Dr. Justin Klimisch stays at the forefront of the latest technological advances in his field at South Texas Bone & Joint.
By: Rebecca Esparza
Reconstruction of degenerative knee and hip problems is more advanced than ever, with groundbreaking techniques that make healing times quicker and have sent overall success rates soaring. At South Texas Bone & Joint, Dr. Justin Klimisch has seen dramatic changes in the field over the last few years, including many evidence-based advances that have given patients more options with better outcomes.
Klimisch’s specialty is the treatment of hip and knee disorders, ranging from hip and knee injections to arthroscopy, partial knee replacement, hip resurfacing and total joint replacement.
“Today we have a better understanding of the human anatomy and joint mechanics,” he marvels. “People with movement disorders have a variety of new options not available to them just a few short years ago.”
One of the most common injuries is due to continuous repetition, like running. “Sometimes all that is really required is rest,” he says. “When I see this, my advice is that when the pain continues beyond a normal period of rest, it’s probably time to see a doctor. Don’t ignore the warning signs your body is trying to tell you. You can avoid a lot of needless heartache down the road.”
Klimisch, a board-certified orthopedic surgeon who is fellowship trained in adult reconstruction and joint replacement surgery, says he stays at the forefront of the latest technological advances thanks to his affiliation as a consulting surgeon with a well-known global medical technology firm.
“I’m able to train other surgeons from around the nation on the newest surgical techniques for hip and knee procedures,” he says. “Implant materials, designs and techniques have improved dramatically. Classic hip replacement components have typically been made of metal or plastic. Now we’re using a new category of hypoallergenic materials, which have the advantages of ceramics without the risk of implant breakage. These materials have wear rates that are dramatically improved compared to the previous generation of implants.”

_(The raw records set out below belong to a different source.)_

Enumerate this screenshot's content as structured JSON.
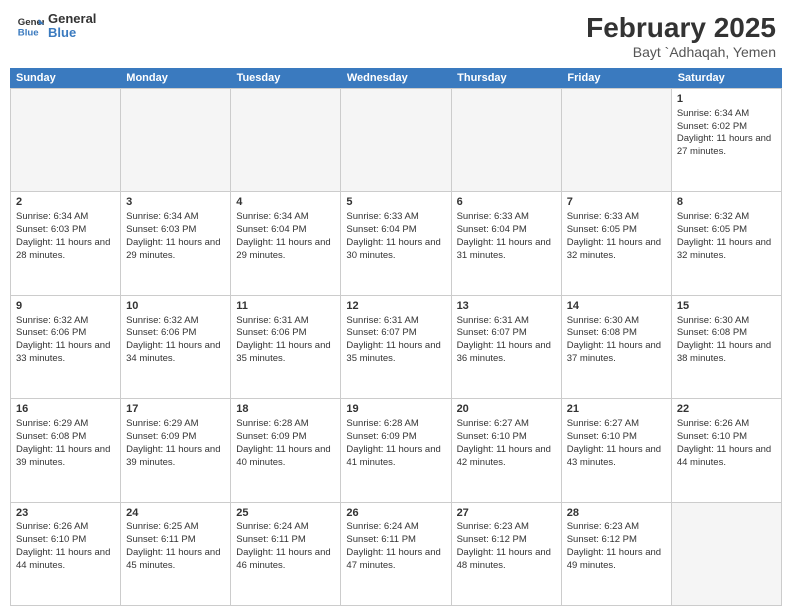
{
  "header": {
    "logo_general": "General",
    "logo_blue": "Blue",
    "month_year": "February 2025",
    "location": "Bayt `Adhaqah, Yemen"
  },
  "days_of_week": [
    "Sunday",
    "Monday",
    "Tuesday",
    "Wednesday",
    "Thursday",
    "Friday",
    "Saturday"
  ],
  "weeks": [
    [
      {
        "day": "",
        "empty": true
      },
      {
        "day": "",
        "empty": true
      },
      {
        "day": "",
        "empty": true
      },
      {
        "day": "",
        "empty": true
      },
      {
        "day": "",
        "empty": true
      },
      {
        "day": "",
        "empty": true
      },
      {
        "day": "1",
        "sunrise": "Sunrise: 6:34 AM",
        "sunset": "Sunset: 6:02 PM",
        "daylight": "Daylight: 11 hours and 27 minutes."
      }
    ],
    [
      {
        "day": "2",
        "sunrise": "Sunrise: 6:34 AM",
        "sunset": "Sunset: 6:03 PM",
        "daylight": "Daylight: 11 hours and 28 minutes."
      },
      {
        "day": "3",
        "sunrise": "Sunrise: 6:34 AM",
        "sunset": "Sunset: 6:03 PM",
        "daylight": "Daylight: 11 hours and 29 minutes."
      },
      {
        "day": "4",
        "sunrise": "Sunrise: 6:34 AM",
        "sunset": "Sunset: 6:04 PM",
        "daylight": "Daylight: 11 hours and 29 minutes."
      },
      {
        "day": "5",
        "sunrise": "Sunrise: 6:33 AM",
        "sunset": "Sunset: 6:04 PM",
        "daylight": "Daylight: 11 hours and 30 minutes."
      },
      {
        "day": "6",
        "sunrise": "Sunrise: 6:33 AM",
        "sunset": "Sunset: 6:04 PM",
        "daylight": "Daylight: 11 hours and 31 minutes."
      },
      {
        "day": "7",
        "sunrise": "Sunrise: 6:33 AM",
        "sunset": "Sunset: 6:05 PM",
        "daylight": "Daylight: 11 hours and 32 minutes."
      },
      {
        "day": "8",
        "sunrise": "Sunrise: 6:32 AM",
        "sunset": "Sunset: 6:05 PM",
        "daylight": "Daylight: 11 hours and 32 minutes."
      }
    ],
    [
      {
        "day": "9",
        "sunrise": "Sunrise: 6:32 AM",
        "sunset": "Sunset: 6:06 PM",
        "daylight": "Daylight: 11 hours and 33 minutes."
      },
      {
        "day": "10",
        "sunrise": "Sunrise: 6:32 AM",
        "sunset": "Sunset: 6:06 PM",
        "daylight": "Daylight: 11 hours and 34 minutes."
      },
      {
        "day": "11",
        "sunrise": "Sunrise: 6:31 AM",
        "sunset": "Sunset: 6:06 PM",
        "daylight": "Daylight: 11 hours and 35 minutes."
      },
      {
        "day": "12",
        "sunrise": "Sunrise: 6:31 AM",
        "sunset": "Sunset: 6:07 PM",
        "daylight": "Daylight: 11 hours and 35 minutes."
      },
      {
        "day": "13",
        "sunrise": "Sunrise: 6:31 AM",
        "sunset": "Sunset: 6:07 PM",
        "daylight": "Daylight: 11 hours and 36 minutes."
      },
      {
        "day": "14",
        "sunrise": "Sunrise: 6:30 AM",
        "sunset": "Sunset: 6:08 PM",
        "daylight": "Daylight: 11 hours and 37 minutes."
      },
      {
        "day": "15",
        "sunrise": "Sunrise: 6:30 AM",
        "sunset": "Sunset: 6:08 PM",
        "daylight": "Daylight: 11 hours and 38 minutes."
      }
    ],
    [
      {
        "day": "16",
        "sunrise": "Sunrise: 6:29 AM",
        "sunset": "Sunset: 6:08 PM",
        "daylight": "Daylight: 11 hours and 39 minutes."
      },
      {
        "day": "17",
        "sunrise": "Sunrise: 6:29 AM",
        "sunset": "Sunset: 6:09 PM",
        "daylight": "Daylight: 11 hours and 39 minutes."
      },
      {
        "day": "18",
        "sunrise": "Sunrise: 6:28 AM",
        "sunset": "Sunset: 6:09 PM",
        "daylight": "Daylight: 11 hours and 40 minutes."
      },
      {
        "day": "19",
        "sunrise": "Sunrise: 6:28 AM",
        "sunset": "Sunset: 6:09 PM",
        "daylight": "Daylight: 11 hours and 41 minutes."
      },
      {
        "day": "20",
        "sunrise": "Sunrise: 6:27 AM",
        "sunset": "Sunset: 6:10 PM",
        "daylight": "Daylight: 11 hours and 42 minutes."
      },
      {
        "day": "21",
        "sunrise": "Sunrise: 6:27 AM",
        "sunset": "Sunset: 6:10 PM",
        "daylight": "Daylight: 11 hours and 43 minutes."
      },
      {
        "day": "22",
        "sunrise": "Sunrise: 6:26 AM",
        "sunset": "Sunset: 6:10 PM",
        "daylight": "Daylight: 11 hours and 44 minutes."
      }
    ],
    [
      {
        "day": "23",
        "sunrise": "Sunrise: 6:26 AM",
        "sunset": "Sunset: 6:10 PM",
        "daylight": "Daylight: 11 hours and 44 minutes."
      },
      {
        "day": "24",
        "sunrise": "Sunrise: 6:25 AM",
        "sunset": "Sunset: 6:11 PM",
        "daylight": "Daylight: 11 hours and 45 minutes."
      },
      {
        "day": "25",
        "sunrise": "Sunrise: 6:24 AM",
        "sunset": "Sunset: 6:11 PM",
        "daylight": "Daylight: 11 hours and 46 minutes."
      },
      {
        "day": "26",
        "sunrise": "Sunrise: 6:24 AM",
        "sunset": "Sunset: 6:11 PM",
        "daylight": "Daylight: 11 hours and 47 minutes."
      },
      {
        "day": "27",
        "sunrise": "Sunrise: 6:23 AM",
        "sunset": "Sunset: 6:12 PM",
        "daylight": "Daylight: 11 hours and 48 minutes."
      },
      {
        "day": "28",
        "sunrise": "Sunrise: 6:23 AM",
        "sunset": "Sunset: 6:12 PM",
        "daylight": "Daylight: 11 hours and 49 minutes."
      },
      {
        "day": "",
        "empty": true
      }
    ]
  ]
}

New technology allows doctors to match implants to a patient’s anatomy, recreating natural motion of hip and knee joints using computers. Ultimately, the goal is a faster, more efficient surgery with less blood loss and more successful outcomes overall.
Raised in South Dakota, Klimisch joined the U.S. Army in high school. After serving with the 82nd Airborne Division as a paratrooper in Iraq, he became a physician’s assistant, but yearned for more. Soon, he enrolled in medical school at the University of Texas Medical Branch at Galveston.
After completing his fellowship at Baylor College of Medicine in Houston, he was in private practice for two-and-a-half years in Seattle, Wash., where he was also an assistant clinical professor at the University of Washington Department of Orthopaedic Surgery and Sports Medicine.
He moved to Corpus Christi to be closer to family and joined South Texas Bone & Joint in March of last year. Ultimately, solving problems for his patients drives his passion for teaching others. It is medical advances like genetic testing, more efficient use of pain management tools and better materials for the replacement of hips and knees that have aided this.
For example, Klimisch recognizes patients are asked to move a painful joint after surgery for the purposes of healing faster, so the goal is blocking pain at every level. “We block pain at the nerves and the spinal cord,” he adds. “Many people get nauseated with traditional pain medication. We’re even working with a new type of anesthesia where patients can experience 72 hours of pain relief versus the traditional six hours. Controlling pain symptoms for longer periods of time helps patients have a more successful rehabilitation, which will help patients heal faster.”
All these technological advances not only make Klimisch’s job easier to help his patients live better lives, but make things more fascinating and exciting for him as a medical professional.
“I love it, and I always want to learn more,” he says. “I’m particularly excited about where we are headed in the way of ‘smart joints’ someday. What may be science fiction now may be what’s right around the corner very soon, and that is an amazing thought.”
For more information about the innovative treatments for hip and knee disorders at South Texas Bone & Joint, visit www.southtexasboneandjoint.com or follow the group on Facebook and Twitter. And to learn more about Dr. Justin Klimisch, visit www.justinklimischmd.com, or call 361-854-0811 to make an appointment today.